I HAVE seen little coverage of the debate and vote held on January 30 at Westminster to make it mandatory that all of Scotland’s games to qualify for the Football World Cup and European Championship should be broadcast free-to-air on TV. This was proposed as an amendment to the Media Bill currently going through Parliament. It would have applied to both men’s and women’s football. At present all England’s qualifying games are by law broadcast free on the BBC, ITV and Channel 4, but to see Scotland play, a subscription is required to get past a paywall.

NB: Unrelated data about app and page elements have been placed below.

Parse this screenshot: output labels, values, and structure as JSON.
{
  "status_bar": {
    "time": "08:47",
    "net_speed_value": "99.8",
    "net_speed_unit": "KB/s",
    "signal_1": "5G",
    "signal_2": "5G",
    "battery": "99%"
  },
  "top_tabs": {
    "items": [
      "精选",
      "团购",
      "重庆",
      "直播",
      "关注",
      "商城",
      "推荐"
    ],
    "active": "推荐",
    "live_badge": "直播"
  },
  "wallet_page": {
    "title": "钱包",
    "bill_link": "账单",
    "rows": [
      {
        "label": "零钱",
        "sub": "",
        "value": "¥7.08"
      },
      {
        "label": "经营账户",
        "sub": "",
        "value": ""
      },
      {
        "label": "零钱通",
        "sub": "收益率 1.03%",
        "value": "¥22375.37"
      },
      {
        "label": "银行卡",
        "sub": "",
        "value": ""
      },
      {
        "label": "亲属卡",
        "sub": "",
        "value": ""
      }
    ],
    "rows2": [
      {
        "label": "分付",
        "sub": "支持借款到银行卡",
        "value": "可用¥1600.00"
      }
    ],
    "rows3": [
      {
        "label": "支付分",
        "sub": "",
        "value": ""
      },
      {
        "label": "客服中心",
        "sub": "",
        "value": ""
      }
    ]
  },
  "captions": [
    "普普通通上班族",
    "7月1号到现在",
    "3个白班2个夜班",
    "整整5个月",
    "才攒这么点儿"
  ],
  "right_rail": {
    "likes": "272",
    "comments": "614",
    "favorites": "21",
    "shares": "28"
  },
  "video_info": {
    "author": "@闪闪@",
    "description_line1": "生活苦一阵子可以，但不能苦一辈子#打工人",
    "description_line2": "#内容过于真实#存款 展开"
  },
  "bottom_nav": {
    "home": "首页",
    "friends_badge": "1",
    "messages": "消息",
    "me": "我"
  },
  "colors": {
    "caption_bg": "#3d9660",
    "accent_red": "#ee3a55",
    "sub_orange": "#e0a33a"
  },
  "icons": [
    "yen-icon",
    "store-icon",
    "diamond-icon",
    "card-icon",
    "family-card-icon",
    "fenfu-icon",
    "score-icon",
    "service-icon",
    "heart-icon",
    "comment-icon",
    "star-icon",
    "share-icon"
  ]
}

The proposed amendment was defeated and four Scottish Conservative MPs - Andrew Bowie, David Duguid, Alister Jack and John Lamont - voted against the proposal. Apparently they are happy to maintain the status quo whereby not only are we deprived of watching our own nation’s team like every other country in Europe, but also to continue with the added insult that when Scotland are playing, we are served up England matches on terrestrial TV.

There have even been occasions when Scotland was involved in a vital qualifier while England was playing in a friendly match – and guess what was on the screen that night? How on earth do these men justify vetoing for Scots what is actually written into law for English football fans?

Dr David White, Galashiels.